Novak Djokovic rips blue clay, former ATP chief after Madrid loss

Chris Chase

What Rafael Nadal can do, Novak Djokovic can do better.

The world No. 1 followed in his rival's footsteps on Friday by blasting the blue clay at the Madrid Open after an upset loss.

Djokovic was defeated in a quarterfinal match by countrymen Janko Tipsarevic 7-6 (2), 6-3. He appeared disinterested through much of the second set.

The world No. 1 had spent the previous few days criticizing the playing surface and his anger about the slippery conditions was evident during play. That frustration came out in the post-match press conference:

Transcript via BBC Radio broadcast:

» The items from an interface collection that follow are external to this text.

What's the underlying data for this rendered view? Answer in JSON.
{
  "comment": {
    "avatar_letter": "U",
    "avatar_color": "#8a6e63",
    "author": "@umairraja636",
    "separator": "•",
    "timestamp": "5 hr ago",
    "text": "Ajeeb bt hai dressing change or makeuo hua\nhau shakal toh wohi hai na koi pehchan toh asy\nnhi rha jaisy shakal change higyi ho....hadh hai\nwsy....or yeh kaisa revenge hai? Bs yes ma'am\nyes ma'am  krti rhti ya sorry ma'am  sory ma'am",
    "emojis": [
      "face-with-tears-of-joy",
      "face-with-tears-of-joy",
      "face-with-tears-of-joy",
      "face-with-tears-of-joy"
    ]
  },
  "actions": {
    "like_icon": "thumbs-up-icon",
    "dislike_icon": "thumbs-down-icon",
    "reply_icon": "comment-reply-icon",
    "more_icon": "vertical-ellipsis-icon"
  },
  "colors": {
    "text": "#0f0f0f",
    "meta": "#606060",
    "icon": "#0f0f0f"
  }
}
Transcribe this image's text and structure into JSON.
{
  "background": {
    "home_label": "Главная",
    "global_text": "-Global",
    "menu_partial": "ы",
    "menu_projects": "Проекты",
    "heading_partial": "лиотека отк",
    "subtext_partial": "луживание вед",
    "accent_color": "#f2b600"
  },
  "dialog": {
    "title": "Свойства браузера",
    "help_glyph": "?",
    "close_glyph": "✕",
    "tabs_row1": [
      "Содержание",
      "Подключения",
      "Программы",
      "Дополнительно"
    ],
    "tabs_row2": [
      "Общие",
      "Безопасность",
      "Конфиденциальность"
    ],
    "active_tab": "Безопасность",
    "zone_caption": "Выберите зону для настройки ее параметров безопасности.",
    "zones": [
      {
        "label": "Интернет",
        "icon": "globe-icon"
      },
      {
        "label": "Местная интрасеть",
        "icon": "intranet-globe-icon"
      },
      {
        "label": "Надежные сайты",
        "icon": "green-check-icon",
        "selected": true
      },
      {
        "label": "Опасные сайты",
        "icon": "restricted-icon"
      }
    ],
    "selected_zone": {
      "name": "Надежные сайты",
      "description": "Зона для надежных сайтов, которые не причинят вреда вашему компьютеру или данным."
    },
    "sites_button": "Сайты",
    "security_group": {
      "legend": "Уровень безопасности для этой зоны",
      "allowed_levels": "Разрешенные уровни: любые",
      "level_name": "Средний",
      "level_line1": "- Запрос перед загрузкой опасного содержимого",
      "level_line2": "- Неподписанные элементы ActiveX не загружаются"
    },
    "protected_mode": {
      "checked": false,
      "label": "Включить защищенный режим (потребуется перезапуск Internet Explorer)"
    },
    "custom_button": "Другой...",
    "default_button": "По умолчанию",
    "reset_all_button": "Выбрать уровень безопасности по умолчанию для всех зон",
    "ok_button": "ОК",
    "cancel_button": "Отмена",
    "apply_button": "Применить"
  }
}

"I really don't need to meet anybody. There is no discussion in my eyes, it's very simple. No blue clay for me. That's it. The test has failed. This is totally different in the middle of the red clay season. I'm coming here as a defending champion and I have a lot things which are important.

"If I cannot move and I put this pressure all the time on my muscles and the body and having it in my mind the worry of hopefully not getting injured and making some quick moves because the court is so unpredictable, then really, what's the sense in playing here?

"This is what it is for 2012, 2013 if hey still blue and come up for fluorescent balls, whatever they come up with, they can have their own tournament, but I'm not coming for sure."

Djokovic went on to criticize former ATP chief Adam Helfant, the man responsible for allowing the slippery surface to be installed in Madrid, insinuating that something nefarious happened behind close doors that resulted in the installation of the blue clay.

"It's very simple, he was going away he knew that his contract is not renewed and he made this decision on his own," Djokovic said, according to Tennis Grandstand. "I will not go into what was going on behind closed doors but something was going on definitely because he didn't care about tennis and what the players think, only himself and his own interests."

So harsh were Djokovic's words that the BBC's Jonathan Overend tweeted, "former ATP Chief won't be calling the lawyers, but only just."

If the ATP wasn't so toothless, Djokovic would be expecting a fine. Then again, if the ATP wasn't so toothless, maybe Madrid wouldn't have installed a subpar court surface.

Djokovic was out  slipped on a number of points throughout the match, far more than any other play I've watched this week. Was his poor footing due to the court or due to his perception of the court? Nobody seems to like the slippery surface in Madrid but Roger Federer has played well, as have top female players like Victoria Azarenka and Serena Williams. How much of this was in his head?

Judging by his reaction, a lot.